Task:
From the listing below, pull out the lines that hold "subtitle".

Stored data:
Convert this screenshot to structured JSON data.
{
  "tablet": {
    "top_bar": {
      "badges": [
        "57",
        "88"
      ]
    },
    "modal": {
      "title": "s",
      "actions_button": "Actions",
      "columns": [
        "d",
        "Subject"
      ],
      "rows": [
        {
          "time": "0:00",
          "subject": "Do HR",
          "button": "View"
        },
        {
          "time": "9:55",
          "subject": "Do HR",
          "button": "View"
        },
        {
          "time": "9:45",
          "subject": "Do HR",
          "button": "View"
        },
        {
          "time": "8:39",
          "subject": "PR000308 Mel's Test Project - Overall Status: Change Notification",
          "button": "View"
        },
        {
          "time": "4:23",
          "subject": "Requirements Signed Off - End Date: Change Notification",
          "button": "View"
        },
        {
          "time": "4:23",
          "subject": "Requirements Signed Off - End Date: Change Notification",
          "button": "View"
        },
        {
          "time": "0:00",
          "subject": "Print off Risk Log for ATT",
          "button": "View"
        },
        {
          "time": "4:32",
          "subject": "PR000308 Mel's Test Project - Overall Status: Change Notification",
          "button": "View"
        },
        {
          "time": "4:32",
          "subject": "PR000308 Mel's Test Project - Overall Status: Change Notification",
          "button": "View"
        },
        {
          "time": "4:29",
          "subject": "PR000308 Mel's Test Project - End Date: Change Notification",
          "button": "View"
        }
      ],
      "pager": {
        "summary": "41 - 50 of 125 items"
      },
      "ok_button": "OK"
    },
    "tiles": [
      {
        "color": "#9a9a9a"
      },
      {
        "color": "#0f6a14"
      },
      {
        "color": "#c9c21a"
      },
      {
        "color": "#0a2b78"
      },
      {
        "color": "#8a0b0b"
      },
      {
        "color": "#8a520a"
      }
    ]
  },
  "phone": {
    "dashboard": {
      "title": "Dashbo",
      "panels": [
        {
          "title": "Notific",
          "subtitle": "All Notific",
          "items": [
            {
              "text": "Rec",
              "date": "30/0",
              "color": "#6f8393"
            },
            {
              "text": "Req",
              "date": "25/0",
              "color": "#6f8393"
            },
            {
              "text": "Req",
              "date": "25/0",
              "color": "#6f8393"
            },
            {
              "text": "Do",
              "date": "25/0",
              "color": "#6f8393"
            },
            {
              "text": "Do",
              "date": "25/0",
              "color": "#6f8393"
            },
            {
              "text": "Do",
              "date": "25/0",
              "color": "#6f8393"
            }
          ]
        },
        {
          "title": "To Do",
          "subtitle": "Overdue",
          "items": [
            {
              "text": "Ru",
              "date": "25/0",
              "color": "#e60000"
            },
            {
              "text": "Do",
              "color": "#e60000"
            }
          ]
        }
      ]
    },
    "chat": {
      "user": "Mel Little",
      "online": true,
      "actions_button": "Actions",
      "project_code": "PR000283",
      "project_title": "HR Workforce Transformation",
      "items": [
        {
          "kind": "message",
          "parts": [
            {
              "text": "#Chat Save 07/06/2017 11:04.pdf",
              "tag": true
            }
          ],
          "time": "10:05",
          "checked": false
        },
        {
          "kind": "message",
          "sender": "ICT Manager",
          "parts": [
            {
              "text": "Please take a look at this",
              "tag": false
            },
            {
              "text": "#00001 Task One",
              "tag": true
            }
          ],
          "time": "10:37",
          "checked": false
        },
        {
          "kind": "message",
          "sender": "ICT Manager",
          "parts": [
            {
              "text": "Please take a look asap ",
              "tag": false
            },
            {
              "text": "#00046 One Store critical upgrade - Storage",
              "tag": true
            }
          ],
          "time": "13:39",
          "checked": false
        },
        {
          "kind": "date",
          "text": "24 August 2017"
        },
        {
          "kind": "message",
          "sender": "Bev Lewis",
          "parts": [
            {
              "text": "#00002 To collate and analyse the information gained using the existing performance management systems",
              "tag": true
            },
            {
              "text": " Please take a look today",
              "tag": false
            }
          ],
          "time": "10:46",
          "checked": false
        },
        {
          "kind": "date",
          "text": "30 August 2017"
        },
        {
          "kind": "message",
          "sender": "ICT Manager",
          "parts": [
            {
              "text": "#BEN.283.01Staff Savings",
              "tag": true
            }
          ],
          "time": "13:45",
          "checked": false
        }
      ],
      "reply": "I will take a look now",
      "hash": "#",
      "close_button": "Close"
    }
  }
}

Solution to the exercise:
          "subtitle": "All Notific",
          "subtitle": "Overdue",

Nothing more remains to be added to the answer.